Wyoming Gov. Matt Mead visited Longview on Tuesday to support the proposed Millennium Bulk Terminals coal export dock, which would ship Wyoming and Montana coal to Asia.
While the proposal qualifies as controversial in Washington, Mead sees it as a boost for commerce in his state and any West Coast state where a terminal could be built and operated.
“The value we see in having coal exported to great trading partners like Taiwan, Japan and South Korea, the increase in commerce we view as not only good for Wyoming but is hopefully good for Washington and our trading partners as well,” Mead said.
Mead spent about two hours with Millennium officials touring the 416-acre site and boarding a Chinese bulk carrier docked there to unload alumina ore.
“Wyoming has had elected officials from this part of the country come to the Powder River Basin to see the coal mines there, so I wanted to come and see this for myself,” Mead said.
About 50 anti-coal protesters wearing red shirts and waving “No Coal” signs lined the road across Industrial Way from the Millennium entrance. They were partially offset by a smaller number of demonstrators supporting the project.
“Washington citizens are saying ‘no’ to dirty coal export. Gov. Mead’s pro-coal tour is an attempt to bully us into accepting his dirty coal trains that will clog our intersections and harm our health,” Diane Dick, vice president of Cowlitz County’s Landowners and Citizens for a Safe Community, wrote in a statement released later Tuesday afternoon. “No amount of lobbying can change our minds.”
The proposal has raised a myriad of environmental issues, including worries about how much the project will contribute to global climate change through the burning of more coal. Mead made no major announcements about the project and was notably low-key. He’s said in the past, however, that he’s unconvinced by scientists who contend that climate change is man-made and noted Tuesday that Powder River Coal is cleaner burning than other coals.
He paid no attention to protestors despite their attempts to attract his attention with bullhorns.
He also took time out to confer with 19th and 20th District legislators in a private meetings later in the day.
Millennium officials say its $643 million dock at the former Reynolds Metals Co. site west of Longview would employ 135 workers and ship 44 million tons of coal annually when built to full capacity.
Mead’s visit was the second to Cowlitz County by a coal state governor on behalf of the export terminal. In 2011, Montana Gov. Brian Schweitzer paid the county a visit. Their unabashed support of the project contrasts with the more skeptical attitude of Washington Gov. Jay Inslee.
Inslee spokesman David Postman said the governor wasn’t even aware of Mead’s visit until he got a press release last week.
“The governor has said this should be studied very closely, and that is happening. The governor has reserved comment until the process is worked through,” Postman said.

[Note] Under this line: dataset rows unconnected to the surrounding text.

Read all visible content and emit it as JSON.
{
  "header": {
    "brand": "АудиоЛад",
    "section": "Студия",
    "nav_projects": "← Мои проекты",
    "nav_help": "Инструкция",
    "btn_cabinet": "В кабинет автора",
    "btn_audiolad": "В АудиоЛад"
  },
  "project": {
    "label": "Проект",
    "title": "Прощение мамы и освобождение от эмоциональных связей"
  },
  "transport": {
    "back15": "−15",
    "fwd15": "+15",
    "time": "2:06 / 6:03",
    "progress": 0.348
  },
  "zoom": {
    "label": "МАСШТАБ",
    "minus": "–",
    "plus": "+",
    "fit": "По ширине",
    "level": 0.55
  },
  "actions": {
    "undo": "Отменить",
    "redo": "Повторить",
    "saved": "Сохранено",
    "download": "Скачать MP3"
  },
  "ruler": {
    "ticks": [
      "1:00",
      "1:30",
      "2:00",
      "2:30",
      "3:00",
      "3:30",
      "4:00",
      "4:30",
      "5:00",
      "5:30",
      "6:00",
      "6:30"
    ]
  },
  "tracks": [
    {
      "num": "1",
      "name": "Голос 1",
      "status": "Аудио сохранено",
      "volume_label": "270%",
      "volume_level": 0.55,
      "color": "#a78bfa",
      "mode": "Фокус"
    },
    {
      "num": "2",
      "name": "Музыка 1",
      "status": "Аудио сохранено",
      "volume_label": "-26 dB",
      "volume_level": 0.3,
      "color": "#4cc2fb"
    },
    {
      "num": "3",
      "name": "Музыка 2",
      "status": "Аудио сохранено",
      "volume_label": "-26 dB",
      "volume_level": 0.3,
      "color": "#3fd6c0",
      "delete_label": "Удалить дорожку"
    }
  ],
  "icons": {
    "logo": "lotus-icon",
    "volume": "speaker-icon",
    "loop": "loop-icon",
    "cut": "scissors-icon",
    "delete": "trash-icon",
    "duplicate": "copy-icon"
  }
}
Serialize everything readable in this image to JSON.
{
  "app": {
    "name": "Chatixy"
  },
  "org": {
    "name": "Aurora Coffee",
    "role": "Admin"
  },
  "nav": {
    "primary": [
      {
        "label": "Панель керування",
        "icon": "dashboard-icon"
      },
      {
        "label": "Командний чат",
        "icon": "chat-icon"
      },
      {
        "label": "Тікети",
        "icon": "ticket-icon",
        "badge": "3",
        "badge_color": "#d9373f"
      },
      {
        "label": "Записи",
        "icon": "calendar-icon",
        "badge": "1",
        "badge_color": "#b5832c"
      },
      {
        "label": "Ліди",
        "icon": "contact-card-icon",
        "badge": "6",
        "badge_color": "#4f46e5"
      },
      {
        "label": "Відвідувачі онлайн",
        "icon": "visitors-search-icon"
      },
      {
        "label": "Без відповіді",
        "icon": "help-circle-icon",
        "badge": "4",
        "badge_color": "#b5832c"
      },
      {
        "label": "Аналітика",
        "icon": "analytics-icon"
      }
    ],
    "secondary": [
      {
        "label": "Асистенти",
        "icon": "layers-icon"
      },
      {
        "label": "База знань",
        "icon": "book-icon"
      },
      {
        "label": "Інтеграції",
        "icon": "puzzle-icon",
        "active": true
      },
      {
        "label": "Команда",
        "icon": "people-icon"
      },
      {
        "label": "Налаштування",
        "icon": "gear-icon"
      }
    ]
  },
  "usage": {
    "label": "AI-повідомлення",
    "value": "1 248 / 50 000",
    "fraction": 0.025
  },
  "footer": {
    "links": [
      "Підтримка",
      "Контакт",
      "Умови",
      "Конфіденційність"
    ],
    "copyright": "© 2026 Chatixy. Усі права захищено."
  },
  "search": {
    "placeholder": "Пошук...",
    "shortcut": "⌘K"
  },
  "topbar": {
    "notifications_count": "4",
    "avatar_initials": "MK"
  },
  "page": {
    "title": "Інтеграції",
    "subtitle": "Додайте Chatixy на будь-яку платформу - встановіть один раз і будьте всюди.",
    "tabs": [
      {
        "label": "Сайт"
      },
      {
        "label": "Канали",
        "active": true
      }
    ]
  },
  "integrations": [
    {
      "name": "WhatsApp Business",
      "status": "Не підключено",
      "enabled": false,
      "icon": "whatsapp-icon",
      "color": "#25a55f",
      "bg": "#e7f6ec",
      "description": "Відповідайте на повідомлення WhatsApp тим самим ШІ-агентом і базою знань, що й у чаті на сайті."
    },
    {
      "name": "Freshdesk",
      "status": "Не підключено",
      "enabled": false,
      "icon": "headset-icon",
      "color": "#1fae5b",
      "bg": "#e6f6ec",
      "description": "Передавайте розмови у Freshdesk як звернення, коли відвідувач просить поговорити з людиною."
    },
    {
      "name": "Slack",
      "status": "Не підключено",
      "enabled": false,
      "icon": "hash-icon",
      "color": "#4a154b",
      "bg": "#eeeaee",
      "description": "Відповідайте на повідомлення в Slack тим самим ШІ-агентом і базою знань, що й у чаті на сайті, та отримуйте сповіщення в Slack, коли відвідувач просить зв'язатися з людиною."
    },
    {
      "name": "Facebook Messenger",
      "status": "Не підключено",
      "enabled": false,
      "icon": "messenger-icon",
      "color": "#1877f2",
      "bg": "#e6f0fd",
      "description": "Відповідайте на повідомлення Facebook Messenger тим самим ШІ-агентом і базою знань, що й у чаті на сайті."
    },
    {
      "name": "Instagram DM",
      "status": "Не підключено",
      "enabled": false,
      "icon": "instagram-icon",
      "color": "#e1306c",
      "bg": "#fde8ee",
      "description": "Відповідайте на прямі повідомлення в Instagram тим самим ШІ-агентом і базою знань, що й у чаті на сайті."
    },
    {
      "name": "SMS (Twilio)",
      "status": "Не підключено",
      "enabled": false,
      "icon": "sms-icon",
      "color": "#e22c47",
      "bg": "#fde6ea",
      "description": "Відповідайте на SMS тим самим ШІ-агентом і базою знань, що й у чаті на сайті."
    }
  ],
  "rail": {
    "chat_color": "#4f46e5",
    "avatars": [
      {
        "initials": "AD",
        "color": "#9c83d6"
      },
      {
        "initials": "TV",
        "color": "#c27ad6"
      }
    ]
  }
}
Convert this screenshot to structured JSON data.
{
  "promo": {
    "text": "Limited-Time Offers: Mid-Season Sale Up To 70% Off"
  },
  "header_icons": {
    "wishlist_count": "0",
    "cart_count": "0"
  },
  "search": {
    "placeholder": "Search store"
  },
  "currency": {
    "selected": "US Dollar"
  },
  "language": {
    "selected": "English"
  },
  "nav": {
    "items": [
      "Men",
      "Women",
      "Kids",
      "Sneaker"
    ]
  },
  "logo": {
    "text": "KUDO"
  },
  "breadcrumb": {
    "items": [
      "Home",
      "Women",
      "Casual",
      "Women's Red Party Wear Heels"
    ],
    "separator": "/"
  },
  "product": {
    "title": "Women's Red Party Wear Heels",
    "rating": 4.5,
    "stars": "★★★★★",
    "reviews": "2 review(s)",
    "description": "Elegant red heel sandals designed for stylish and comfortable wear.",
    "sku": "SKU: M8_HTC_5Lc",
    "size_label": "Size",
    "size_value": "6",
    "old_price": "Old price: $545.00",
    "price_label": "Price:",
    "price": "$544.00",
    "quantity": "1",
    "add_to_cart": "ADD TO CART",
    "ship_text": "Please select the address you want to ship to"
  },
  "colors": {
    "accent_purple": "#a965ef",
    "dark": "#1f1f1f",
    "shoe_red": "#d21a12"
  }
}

Despite such official caution, the Washington Department of Ecology announced in February that it will require a sweeping environmental study of the Millennium project. The “programmatic” study will include the effects of train traffic from inland mines and greenhouse gas emissions from coal-burning power plants in Asia. The decision was a victory for opponents of the terminal, and there is no timeline for completing the study.
Mead said he’s concerned that the environmental review process — as governed by the National Environmental Policy Act — has been toughed up for the coal industry.
“We are all about following the NEPA process as it’s been used in the past, but when you take a particular commodity and say it’s going to be treated differently — I think that’s subject to manipulation that could hurt the various states in terms of competition,” he said.
State Sen. John Braun, R-Centralia, who was among those who met with the Republican governor, shared the same concern.
“He had a balanced approach that said he understands the concerns as we move through process, but let’s let the process work. And that’s been my position,” Braun said. “We have very strong environmental rules in the State of Washington. If the project can meet the state requirements and the NEPA requirements, then this is a great opportunity for this kind of development.”
Like Mead, Braun said it’s important to stick with one set of rules for permitting projects rather than changing those rules in mid-stream.
“If we do it on this project, what’s to prevent it from happening on other projects? That’s a dangerous road to travel on.”
State Rep. Dean Takko, D-Longview, said concerns about the amount of time it’s taking to review projects cross political lines.
“I think a lot of us shared the frustration (Gov. Mead) was showing over how long it takes to get an answer. Whether this is yes or no, let’s quit dragging it out,” Takko said. “Just give us a darn answer so we can move forward.”
Takko said he isn’t looking at the proposed Millennium project as being either good or bad, but as a matter of whether or not a legal product on private property meets state and federal regulations.
“We have the strongest environmental rules. Let’s not be afraid to let the process work. I just don’t want projects stonewalled,” Takko added.